Lastly, I try to use symmetrical patterns for my necklaces. If I have a pattern started on the left side of the necklace that goes “tiny pearl, tiny gem, small pearl, big gem, small pearl, tiny gem, tiny pearl,” then I mimic that when I get to the right side of the necklace in the same place.

It can be hard to keep up with where you are in the necklace, so I recommend laying out your beads first on a beading tray to get your pattern together. Amazon.com has several beading trays (also called “beading boards”) that help corral your beads and even align them into a necklace-like shape so that you can make your patterns and thread the wire through more easily.

I’m certainly not the most skilled beader out there–I’m still not familiar with all the intricate patterns you can use to make bracelets and necklaces out of, like macrame. However, the single-strand necklaces I make are enough for my jewelry needs, and they are simple enough to master even for my clumsy fingers.

Try Beading For Yourself

For those who are veterans in beading, or those who are completely new to the craft, many big-box stores like Walmart have cheap beads that don’t look completely tacky. Choosing solid colors of beads generally gives you a better product–some of the mixed-color beads end up being ill-made, as I’ve unfortunately found out. There are also a lot of online tutorials and articles which can help you out!

You can also find quite a bit of beads and beading supplies online, or go to an actual beading specialty store–I’m lucky enough to have a beading specialty store in my area, called Off The Beaded Path. Beading specialty stores will likely have beads of better quality, but you will often pay a little more for that quality (which is okay).

In terms of metallic beading wire, necklace clasps, earring pins, etc. (collectively known as “findings”), you’re better off going to a specialty store or looking online. Walmart had those Instant Necklace kits that got me started, which were great for me because I didn’t have to fool with putting the clasps on the wire myself. But if you want to build the necklace completely from scratch, you will find more variations in color and style going to a specialty store.

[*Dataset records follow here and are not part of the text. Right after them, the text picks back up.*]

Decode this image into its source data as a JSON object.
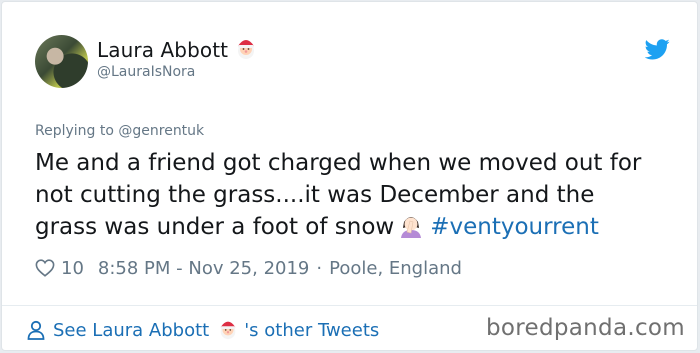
{
  "tweet": {
    "author_name": "Laura Abbott",
    "handle": "@LauraIsNora",
    "replying_to": "Replying to @genrentuk",
    "text_line1": "Me and a friend got charged when we moved out for",
    "text_line2": "not cutting the grass....it was December and the",
    "text_line3": "grass was under a foot of snow",
    "hashtag": "#ventyourrent",
    "likes": "10",
    "timestamp": "8:58 PM - Nov 25, 2019",
    "separator": "·",
    "location": "Poole, England"
  },
  "footer": {
    "link_prefix": "See Laura Abbott",
    "link_suffix": "'s other Tweets"
  },
  "watermark": "boredpanda.com",
  "icons": {
    "name_emoji": "santa-emoji-icon",
    "inline_emoji": "facepalm-woman-emoji-icon",
    "platform": "twitter-bird-icon",
    "like": "heart-outline-icon",
    "user": "user-outline-icon"
  },
  "colors": {
    "link_blue": "#1b6fb5",
    "twitter_blue": "#1da1f2",
    "muted": "#657786",
    "text": "#14171a"
  }
}
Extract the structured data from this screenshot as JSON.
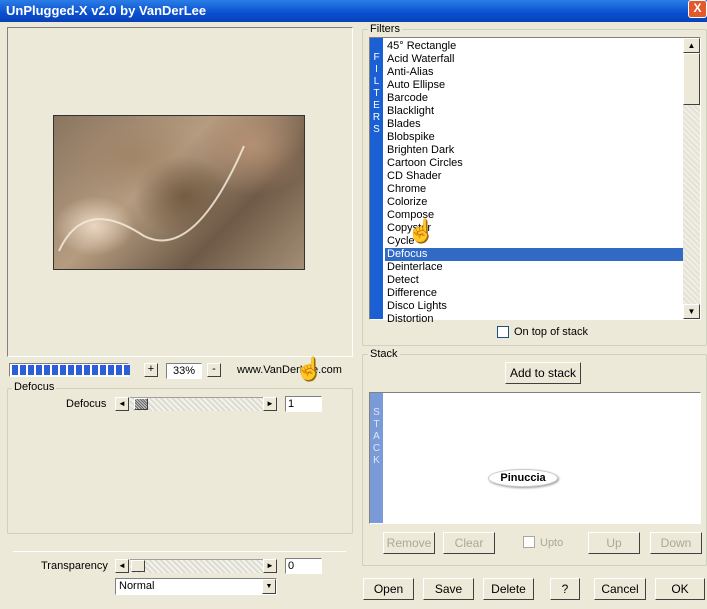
{
  "window": {
    "title": "UnPlugged-X v2.0 by VanDerLee",
    "close_label": "X"
  },
  "preview": {
    "zoom_minus": "-",
    "zoom_plus": "+",
    "zoom_value": "33%",
    "website": "www.VanDerLee.com",
    "progress_percent": 100
  },
  "filter_panel": {
    "group_label": "Defocus",
    "param_label": "Defocus",
    "param_value": "1",
    "left_arrow": "◄",
    "right_arrow": "►"
  },
  "transparency": {
    "label": "Transparency",
    "value": "0",
    "blend_mode": "Normal",
    "dropdown_arrow": "▼"
  },
  "filters": {
    "group_label": "Filters",
    "vertical_label": "FILTERS",
    "items": [
      "45° Rectangle",
      "Acid Waterfall",
      "Anti-Alias",
      "Auto Ellipse",
      "Barcode",
      "Blacklight",
      "Blades",
      "Blobspike",
      "Brighten Dark",
      "Cartoon Circles",
      "CD Shader",
      "Chrome",
      "Colorize",
      "Compose",
      "Copystar",
      "Cycle",
      "Defocus",
      "Deinterlace",
      "Detect",
      "Difference",
      "Disco Lights",
      "Distortion"
    ],
    "selected": "Defocus",
    "on_top_label": "On top of stack",
    "scroll_up": "▲",
    "scroll_down": "▼"
  },
  "stack": {
    "group_label": "Stack",
    "add_button": "Add to stack",
    "vertical_label": "STACK",
    "watermark": "Pinuccia",
    "remove_button": "Remove",
    "clear_button": "Clear",
    "upto_label": "Upto",
    "up_button": "Up",
    "down_button": "Down"
  },
  "footer": {
    "open": "Open",
    "save": "Save",
    "delete": "Delete",
    "help": "?",
    "cancel": "Cancel",
    "ok": "OK"
  },
  "icons": {
    "pointer": "pointing-hand-icon"
  },
  "colors": {
    "title_bar": "#0a4fd0",
    "selection": "#316ac5",
    "filter_bar": "#1a5fd4",
    "stack_bar": "#7a9ad8",
    "progress": "#2b5ed8"
  }
}
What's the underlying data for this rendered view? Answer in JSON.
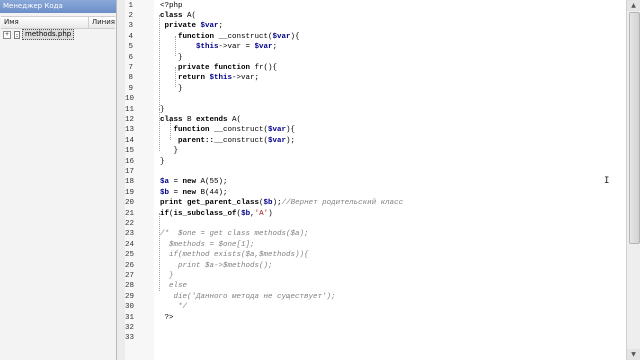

I tend to blend my big-box-store finds with my specialty-store finds to make pieces that are at once fairly inexpensive to make and expensive-looking. Try combinations of your favorite colors and favorite textures of beads, and experiment as much as you can!

Beading Links

Beadage.net – projects, instructions, beads available online
BeadingDaily.com – daily ideas, tutorials, and patterns
BeadingTimes.com – every month, a new issue, with articles about how to market your jewelry, how to come up with original designs, and lots of other topics!
Free Patterns @ Beadwork.About.com – free beading patterns
TheBeadCoop.com – patterns to download and print